As noted above, the root of the church’s mission is the very being of God. It is a matter of God’s being in action through his people in the world. As Christians are included in the Triune life and participate in the divine nature of God, they are included in, and actively participate in, God's divine mission. This participation leads to church mission and ministry focused on revealing and sharing God’s love—sharing the opportunity to enter into Trinitarian communion—within every possible cultural context. 

Conclusion: incarnational living 

Jesus’ incarnation sets the context for the church as it fulfills the Father’s mission to the world. As Jesus was sent by the Father, Jesus sends his church (John 20:21) to be with people, where they are and as they are, within every cultural context. As the Father revealed himself in his Son who was made flesh, he continues to reveal himself to the world through flesh—his people. 

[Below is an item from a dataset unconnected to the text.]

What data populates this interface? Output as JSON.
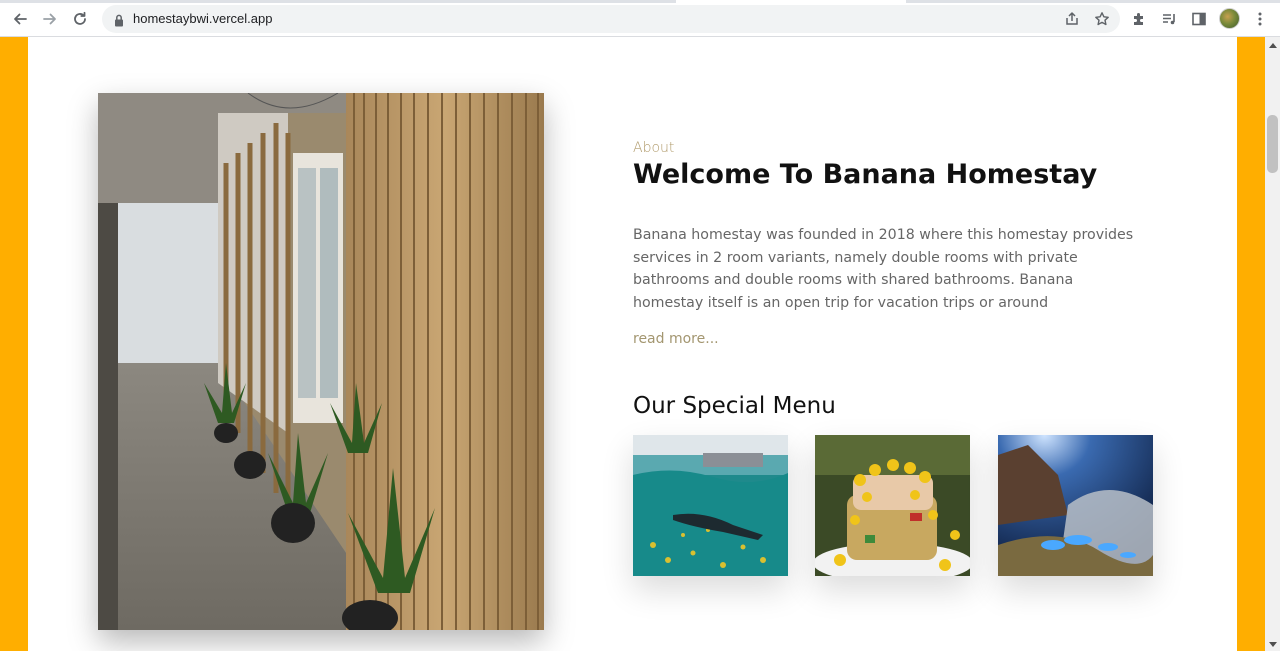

This incarnational lifestyle involves a form of sacrificial social engagement on the order of Jesus himself (Philippians 2:5-8). Incarnational mission entails setting aside cultural preferences and abandoning non-essential traditions, without compromising the gospel, orthodox doctrine, or core values. 

As Christians live individually and collectively on mission with God, they live out of their true identity, which is in Christ. As Jesus’s church participates with him, through the Spirit, in the Father’s mission, it becomes more fully what it truly is; it presents itself to the world as the redeemed body that it is, living an accurate and relevant reflection of Jesus.